(Data records for software interfaces)
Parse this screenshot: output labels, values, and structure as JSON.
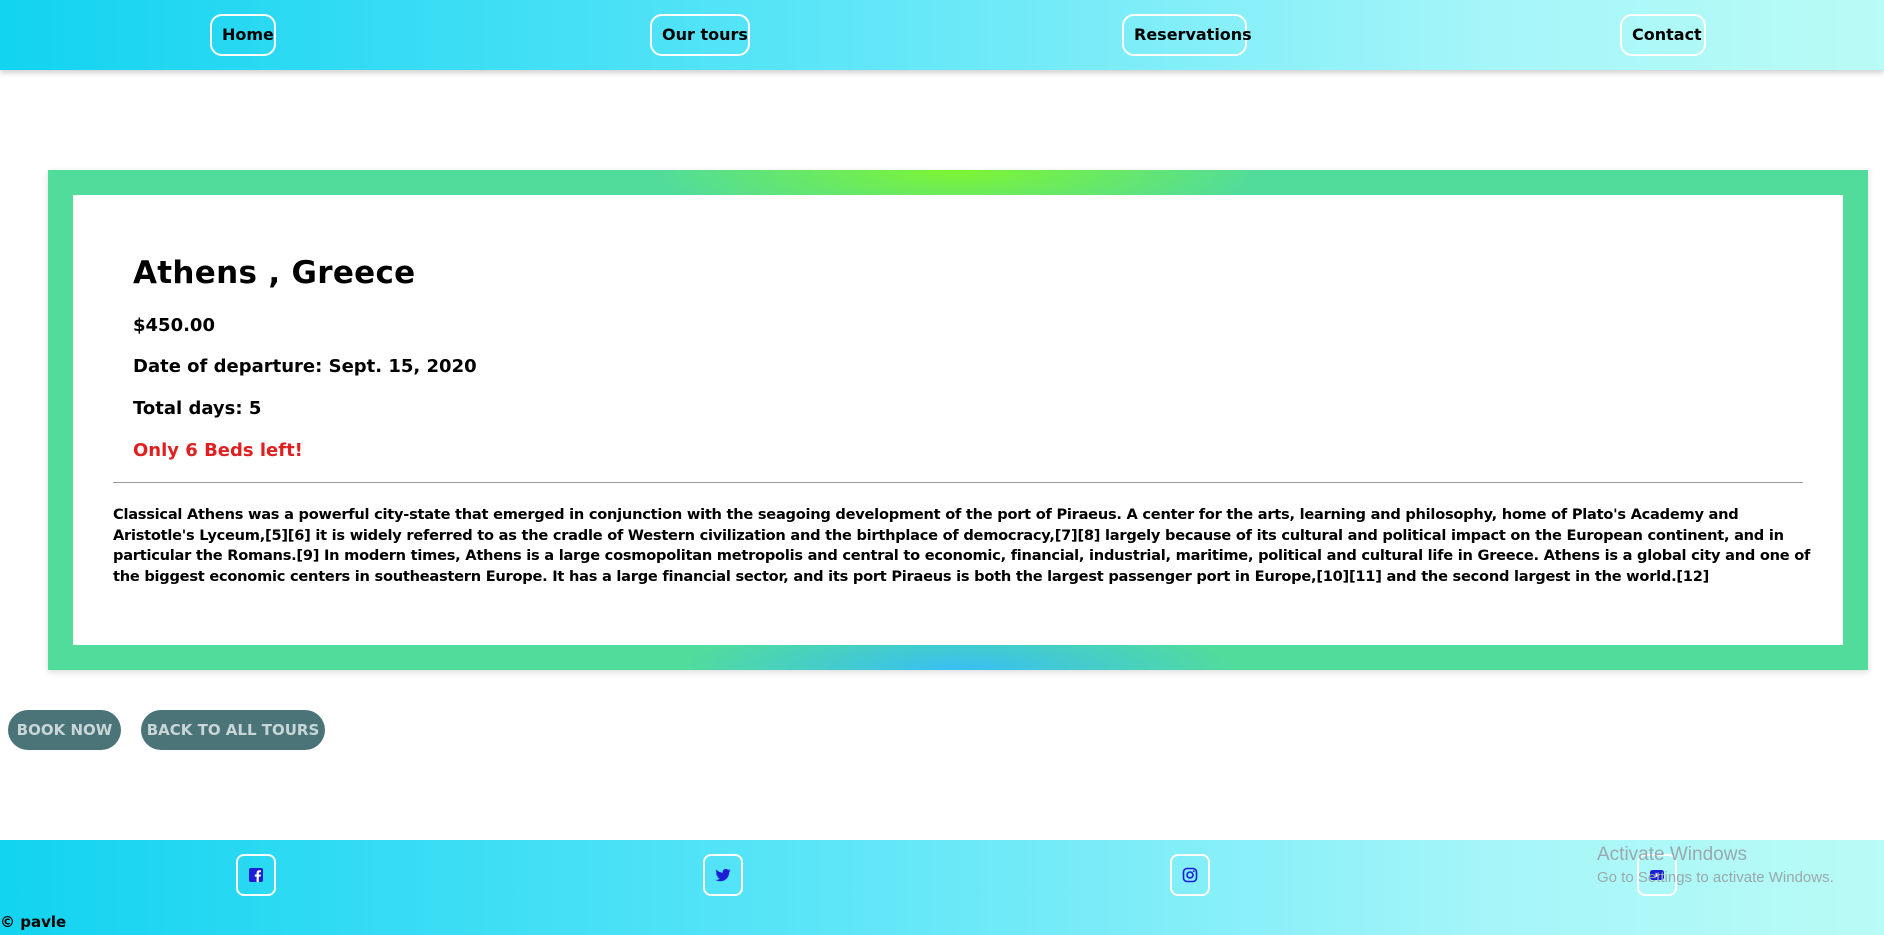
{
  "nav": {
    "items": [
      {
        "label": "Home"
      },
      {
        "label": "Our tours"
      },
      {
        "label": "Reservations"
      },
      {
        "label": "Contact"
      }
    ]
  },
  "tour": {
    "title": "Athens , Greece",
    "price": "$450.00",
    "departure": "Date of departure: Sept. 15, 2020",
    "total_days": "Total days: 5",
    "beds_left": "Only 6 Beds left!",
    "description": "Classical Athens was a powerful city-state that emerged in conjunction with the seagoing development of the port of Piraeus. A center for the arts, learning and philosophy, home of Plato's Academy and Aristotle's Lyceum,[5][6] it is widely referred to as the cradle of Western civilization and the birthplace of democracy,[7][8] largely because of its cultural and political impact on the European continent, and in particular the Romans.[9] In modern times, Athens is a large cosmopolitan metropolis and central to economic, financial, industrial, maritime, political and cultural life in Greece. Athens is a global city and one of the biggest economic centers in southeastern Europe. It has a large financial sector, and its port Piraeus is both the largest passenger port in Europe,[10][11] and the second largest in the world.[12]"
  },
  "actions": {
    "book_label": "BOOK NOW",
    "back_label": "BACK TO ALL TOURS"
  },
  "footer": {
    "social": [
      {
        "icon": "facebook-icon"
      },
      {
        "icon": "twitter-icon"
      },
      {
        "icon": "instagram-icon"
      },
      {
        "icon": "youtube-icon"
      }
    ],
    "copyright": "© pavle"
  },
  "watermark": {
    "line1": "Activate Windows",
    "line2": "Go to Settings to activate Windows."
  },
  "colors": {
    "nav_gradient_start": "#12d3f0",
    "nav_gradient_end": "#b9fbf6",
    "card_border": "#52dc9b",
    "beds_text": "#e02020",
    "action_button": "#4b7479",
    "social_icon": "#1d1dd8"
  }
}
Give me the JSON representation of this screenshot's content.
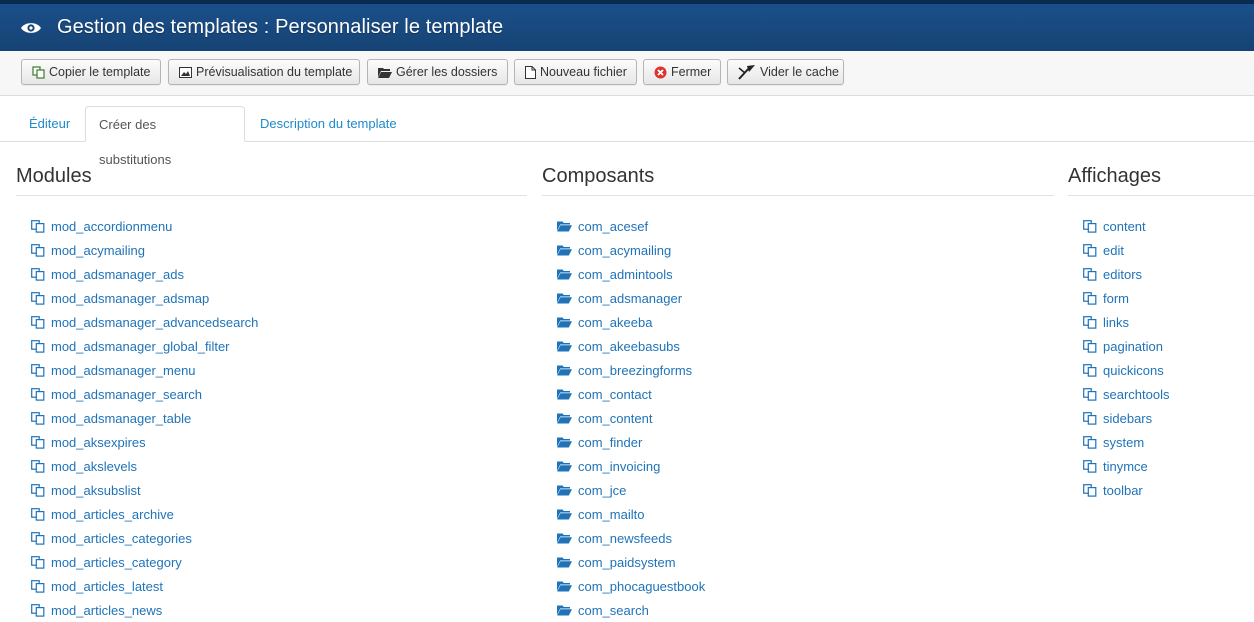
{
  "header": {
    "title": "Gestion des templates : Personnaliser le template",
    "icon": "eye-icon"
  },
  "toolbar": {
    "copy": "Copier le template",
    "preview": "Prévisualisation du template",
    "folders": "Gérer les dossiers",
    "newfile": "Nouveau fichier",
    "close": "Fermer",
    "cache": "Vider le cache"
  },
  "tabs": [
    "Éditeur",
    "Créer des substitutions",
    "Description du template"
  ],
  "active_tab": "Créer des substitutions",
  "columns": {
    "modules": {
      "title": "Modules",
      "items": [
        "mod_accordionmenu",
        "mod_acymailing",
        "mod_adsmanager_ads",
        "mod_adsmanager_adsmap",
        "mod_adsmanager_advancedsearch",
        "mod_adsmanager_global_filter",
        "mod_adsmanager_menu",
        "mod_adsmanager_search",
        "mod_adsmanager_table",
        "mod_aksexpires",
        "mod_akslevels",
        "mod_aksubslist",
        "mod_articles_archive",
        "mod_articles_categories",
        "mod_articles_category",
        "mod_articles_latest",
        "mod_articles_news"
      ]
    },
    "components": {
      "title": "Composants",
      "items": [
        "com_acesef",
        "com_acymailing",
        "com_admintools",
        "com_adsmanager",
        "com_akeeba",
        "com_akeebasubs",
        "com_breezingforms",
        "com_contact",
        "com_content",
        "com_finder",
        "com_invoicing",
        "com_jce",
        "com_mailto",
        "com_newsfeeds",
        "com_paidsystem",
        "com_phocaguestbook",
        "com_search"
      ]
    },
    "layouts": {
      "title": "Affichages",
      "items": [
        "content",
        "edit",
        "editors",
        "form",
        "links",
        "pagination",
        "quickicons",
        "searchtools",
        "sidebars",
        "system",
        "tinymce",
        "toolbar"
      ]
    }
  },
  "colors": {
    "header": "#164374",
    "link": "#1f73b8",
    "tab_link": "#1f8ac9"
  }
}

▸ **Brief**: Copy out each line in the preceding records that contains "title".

▸ **Solution to the problem**:
    "title": "Athens , Greece",
    "title": "Gestion des templates : Personnaliser le template",
      "title": "Modules",
      "title": "Composants",
      "title": "Affichages",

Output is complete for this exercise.